(Dataset entries)
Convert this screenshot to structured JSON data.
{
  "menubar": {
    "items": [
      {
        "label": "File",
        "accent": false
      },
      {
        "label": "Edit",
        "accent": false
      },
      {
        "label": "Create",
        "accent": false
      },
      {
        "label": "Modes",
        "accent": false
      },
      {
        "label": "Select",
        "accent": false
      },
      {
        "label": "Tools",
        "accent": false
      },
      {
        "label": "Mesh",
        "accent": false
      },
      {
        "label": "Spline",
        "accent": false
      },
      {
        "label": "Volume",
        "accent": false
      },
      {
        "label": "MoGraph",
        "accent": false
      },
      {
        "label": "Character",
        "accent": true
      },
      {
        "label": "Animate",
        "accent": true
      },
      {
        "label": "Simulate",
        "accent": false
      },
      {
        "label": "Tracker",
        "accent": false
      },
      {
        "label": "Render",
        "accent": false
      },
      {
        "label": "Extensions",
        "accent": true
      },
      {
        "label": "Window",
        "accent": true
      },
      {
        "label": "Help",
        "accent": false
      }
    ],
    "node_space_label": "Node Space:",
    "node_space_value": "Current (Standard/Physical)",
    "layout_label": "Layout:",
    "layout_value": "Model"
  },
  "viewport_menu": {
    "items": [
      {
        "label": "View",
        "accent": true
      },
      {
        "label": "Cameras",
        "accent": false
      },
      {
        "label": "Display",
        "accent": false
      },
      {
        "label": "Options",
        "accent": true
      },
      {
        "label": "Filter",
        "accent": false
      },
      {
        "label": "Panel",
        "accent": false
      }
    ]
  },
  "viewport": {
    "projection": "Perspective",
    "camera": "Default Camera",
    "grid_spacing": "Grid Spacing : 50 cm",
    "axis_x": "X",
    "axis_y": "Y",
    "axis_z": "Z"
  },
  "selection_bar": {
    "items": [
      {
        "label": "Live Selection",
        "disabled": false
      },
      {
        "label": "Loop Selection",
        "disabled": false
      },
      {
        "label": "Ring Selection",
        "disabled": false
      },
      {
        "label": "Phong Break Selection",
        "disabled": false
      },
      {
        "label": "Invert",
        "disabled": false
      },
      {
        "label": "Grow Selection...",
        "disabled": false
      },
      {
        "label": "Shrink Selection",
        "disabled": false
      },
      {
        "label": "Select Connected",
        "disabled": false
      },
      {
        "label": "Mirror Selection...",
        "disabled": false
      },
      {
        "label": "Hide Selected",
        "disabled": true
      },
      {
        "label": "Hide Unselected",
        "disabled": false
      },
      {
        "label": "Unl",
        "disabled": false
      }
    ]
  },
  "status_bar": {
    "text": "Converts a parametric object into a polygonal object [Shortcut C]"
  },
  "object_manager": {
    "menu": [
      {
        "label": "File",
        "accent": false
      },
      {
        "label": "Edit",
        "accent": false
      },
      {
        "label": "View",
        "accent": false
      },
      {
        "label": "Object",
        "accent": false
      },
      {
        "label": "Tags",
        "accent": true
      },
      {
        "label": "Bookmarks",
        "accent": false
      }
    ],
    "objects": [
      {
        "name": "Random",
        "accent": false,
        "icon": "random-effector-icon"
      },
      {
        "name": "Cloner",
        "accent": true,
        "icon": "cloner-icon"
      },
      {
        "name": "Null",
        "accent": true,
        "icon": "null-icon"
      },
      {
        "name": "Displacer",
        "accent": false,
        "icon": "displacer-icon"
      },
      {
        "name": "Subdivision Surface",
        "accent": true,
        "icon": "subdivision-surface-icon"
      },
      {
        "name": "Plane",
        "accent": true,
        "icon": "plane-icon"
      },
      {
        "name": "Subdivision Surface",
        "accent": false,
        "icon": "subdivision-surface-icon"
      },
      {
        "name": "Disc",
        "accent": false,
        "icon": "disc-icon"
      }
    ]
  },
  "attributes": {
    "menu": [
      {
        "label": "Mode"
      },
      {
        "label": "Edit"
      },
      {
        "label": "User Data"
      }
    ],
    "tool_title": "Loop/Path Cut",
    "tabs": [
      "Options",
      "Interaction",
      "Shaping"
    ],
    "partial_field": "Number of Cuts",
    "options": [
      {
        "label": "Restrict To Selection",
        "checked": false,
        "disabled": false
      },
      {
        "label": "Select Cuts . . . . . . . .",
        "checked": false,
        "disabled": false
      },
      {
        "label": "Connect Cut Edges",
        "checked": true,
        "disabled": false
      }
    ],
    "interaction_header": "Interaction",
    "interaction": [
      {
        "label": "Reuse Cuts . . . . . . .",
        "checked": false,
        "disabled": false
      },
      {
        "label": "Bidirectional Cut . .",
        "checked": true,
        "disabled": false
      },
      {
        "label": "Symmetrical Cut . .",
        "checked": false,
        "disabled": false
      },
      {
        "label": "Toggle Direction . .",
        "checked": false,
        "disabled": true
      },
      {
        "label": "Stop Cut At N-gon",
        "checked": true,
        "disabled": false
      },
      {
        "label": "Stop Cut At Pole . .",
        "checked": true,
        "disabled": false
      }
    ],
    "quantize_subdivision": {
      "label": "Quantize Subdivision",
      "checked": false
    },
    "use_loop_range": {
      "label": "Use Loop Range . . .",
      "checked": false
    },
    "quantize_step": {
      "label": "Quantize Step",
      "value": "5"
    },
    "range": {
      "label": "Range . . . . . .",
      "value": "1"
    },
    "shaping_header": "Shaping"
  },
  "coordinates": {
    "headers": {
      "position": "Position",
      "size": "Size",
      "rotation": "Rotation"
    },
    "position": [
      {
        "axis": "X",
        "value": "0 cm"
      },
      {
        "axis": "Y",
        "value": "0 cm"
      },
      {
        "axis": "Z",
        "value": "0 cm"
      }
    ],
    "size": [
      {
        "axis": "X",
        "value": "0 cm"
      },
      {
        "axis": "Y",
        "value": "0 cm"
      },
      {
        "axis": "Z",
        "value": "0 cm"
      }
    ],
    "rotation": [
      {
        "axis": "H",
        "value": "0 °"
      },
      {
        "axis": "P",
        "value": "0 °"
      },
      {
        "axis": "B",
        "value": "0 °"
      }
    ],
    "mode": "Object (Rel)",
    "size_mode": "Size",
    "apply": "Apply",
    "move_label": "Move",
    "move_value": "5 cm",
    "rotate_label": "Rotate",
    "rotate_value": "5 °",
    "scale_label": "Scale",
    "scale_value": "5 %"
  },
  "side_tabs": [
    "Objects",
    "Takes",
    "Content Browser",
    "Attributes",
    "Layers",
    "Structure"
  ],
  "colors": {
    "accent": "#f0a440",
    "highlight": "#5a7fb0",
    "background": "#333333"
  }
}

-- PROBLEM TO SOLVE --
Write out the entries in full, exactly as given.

-- EXERCISE SOLUTION --
Convert this screenshot to structured JSON data.
{
  "menubar": {
    "items": [
      {
        "label": "File",
        "accent": false
      },
      {
        "label": "Edit",
        "accent": false
      },
      {
        "label": "Create",
        "accent": false
      },
      {
        "label": "Modes",
        "accent": false
      },
      {
        "label": "Select",
        "accent": false
      },
      {
        "label": "Tools",
        "accent": false
      },
      {
        "label": "Mesh",
        "accent": false
      },
      {
        "label": "Spline",
        "accent": false
      },
      {
        "label": "Volume",
        "accent": false
      },
      {
        "label": "MoGraph",
        "accent": false
      },
      {
        "label": "Character",
        "accent": true
      },
      {
        "label": "Animate",
        "accent": true
      },
      {
        "label": "Simulate",
        "accent": false
      },
      {
        "label": "Tracker",
        "accent": false
      },
      {
        "label": "Render",
        "accent": false
      },
      {
        "label": "Extensions",
        "accent": true
      },
      {
        "label": "Window",
        "accent": true
      },
      {
        "label": "Help",
        "accent": false
      }
    ],
    "node_space_label": "Node Space:",
    "node_space_value": "Current (Standard/Physical)",
    "layout_label": "Layout:",
    "layout_value": "Model"
  },
  "viewport_menu": {
    "items": [
      {
        "label": "View",
        "accent": true
      },
      {
        "label": "Cameras",
        "accent": false
      },
      {
        "label": "Display",
        "accent": false
      },
      {
        "label": "Options",
        "accent": true
      },
      {
        "label": "Filter",
        "accent": false
      },
      {
        "label": "Panel",
        "accent": false
      }
    ]
  },
  "viewport": {
    "projection": "Perspective",
    "camera": "Default Camera",
    "grid_spacing": "Grid Spacing : 50 cm",
    "axis_x": "X",
    "axis_y": "Y",
    "axis_z": "Z"
  },
  "selection_bar": {
    "items": [
      {
        "label": "Live Selection",
        "disabled": false
      },
      {
        "label": "Loop Selection",
        "disabled": false
      },
      {
        "label": "Ring Selection",
        "disabled": false
      },
      {
        "label": "Phong Break Selection",
        "disabled": false
      },
      {
        "label": "Invert",
        "disabled": false
      },
      {
        "label": "Grow Selection...",
        "disabled": false
      },
      {
        "label": "Shrink Selection",
        "disabled": false
      },
      {
        "label": "Select Connected",
        "disabled": false
      },
      {
        "label": "Mirror Selection...",
        "disabled": false
      },
      {
        "label": "Hide Selected",
        "disabled": true
      },
      {
        "label": "Hide Unselected",
        "disabled": false
      },
      {
        "label": "Unl",
        "disabled": false
      }
    ]
  },
  "status_bar": {
    "text": "Converts a parametric object into a polygonal object [Shortcut C]"
  },
  "object_manager": {
    "menu": [
      {
        "label": "File",
        "accent": false
      },
      {
        "label": "Edit",
        "accent": false
      },
      {
        "label": "View",
        "accent": false
      },
      {
        "label": "Object",
        "accent": false
      },
      {
        "label": "Tags",
        "accent": true
      },
      {
        "label": "Bookmarks",
        "accent": false
      }
    ],
    "objects": [
      {
        "name": "Random",
        "accent": false,
        "icon": "random-effector-icon"
      },
      {
        "name": "Cloner",
        "accent": true,
        "icon": "cloner-icon"
      },
      {
        "name": "Null",
        "accent": true,
        "icon": "null-icon"
      },
      {
        "name": "Displacer",
        "accent": false,
        "icon": "displacer-icon"
      },
      {
        "name": "Subdivision Surface",
        "accent": true,
        "icon": "subdivision-surface-icon"
      },
      {
        "name": "Plane",
        "accent": true,
        "icon": "plane-icon"
      },
      {
        "name": "Subdivision Surface",
        "accent": false,
        "icon": "subdivision-surface-icon"
      },
      {
        "name": "Disc",
        "accent": false,
        "icon": "disc-icon"
      }
    ]
  },
  "attributes": {
    "menu": [
      {
        "label": "Mode"
      },
      {
        "label": "Edit"
      },
      {
        "label": "User Data"
      }
    ],
    "tool_title": "Loop/Path Cut",
    "tabs": [
      "Options",
      "Interaction",
      "Shaping"
    ],
    "partial_field": "Number of Cuts",
    "options": [
      {
        "label": "Restrict To Selection",
        "checked": false,
        "disabled": false
      },
      {
        "label": "Select Cuts . . . . . . . .",
        "checked": false,
        "disabled": false
      },
      {
        "label": "Connect Cut Edges",
        "checked": true,
        "disabled": false
      }
    ],
    "interaction_header": "Interaction",
    "interaction": [
      {
        "label": "Reuse Cuts . . . . . . .",
        "checked": false,
        "disabled": false
      },
      {
        "label": "Bidirectional Cut . .",
        "checked": true,
        "disabled": false
      },
      {
        "label": "Symmetrical Cut . .",
        "checked": false,
        "disabled": false
      },
      {
        "label": "Toggle Direction . .",
        "checked": false,
        "disabled": true
      },
      {
        "label": "Stop Cut At N-gon",
        "checked": true,
        "disabled": false
      },
      {
        "label": "Stop Cut At Pole . .",
        "checked": true,
        "disabled": false
      }
    ],
    "quantize_subdivision": {
      "label": "Quantize Subdivision",
      "checked": false
    },
    "use_loop_range": {
      "label": "Use Loop Range . . .",
      "checked": false
    },
    "quantize_step": {
      "label": "Quantize Step",
      "value": "5"
    },
    "range": {
      "label": "Range . . . . . .",
      "value": "1"
    },
    "shaping_header": "Shaping"
  },
  "coordinates": {
    "headers": {
      "position": "Position",
      "size": "Size",
      "rotation": "Rotation"
    },
    "position": [
      {
        "axis": "X",
        "value": "0 cm"
      },
      {
        "axis": "Y",
        "value": "0 cm"
      },
      {
        "axis": "Z",
        "value": "0 cm"
      }
    ],
    "size": [
      {
        "axis": "X",
        "value": "0 cm"
      },
      {
        "axis": "Y",
        "value": "0 cm"
      },
      {
        "axis": "Z",
        "value": "0 cm"
      }
    ],
    "rotation": [
      {
        "axis": "H",
        "value": "0 °"
      },
      {
        "axis": "P",
        "value": "0 °"
      },
      {
        "axis": "B",
        "value": "0 °"
      }
    ],
    "mode": "Object (Rel)",
    "size_mode": "Size",
    "apply": "Apply",
    "move_label": "Move",
    "move_value": "5 cm",
    "rotate_label": "Rotate",
    "rotate_value": "5 °",
    "scale_label": "Scale",
    "scale_value": "5 %"
  },
  "side_tabs": [
    "Objects",
    "Takes",
    "Content Browser",
    "Attributes",
    "Layers",
    "Structure"
  ],
  "colors": {
    "accent": "#f0a440",
    "highlight": "#5a7fb0",
    "background": "#333333"
  }
}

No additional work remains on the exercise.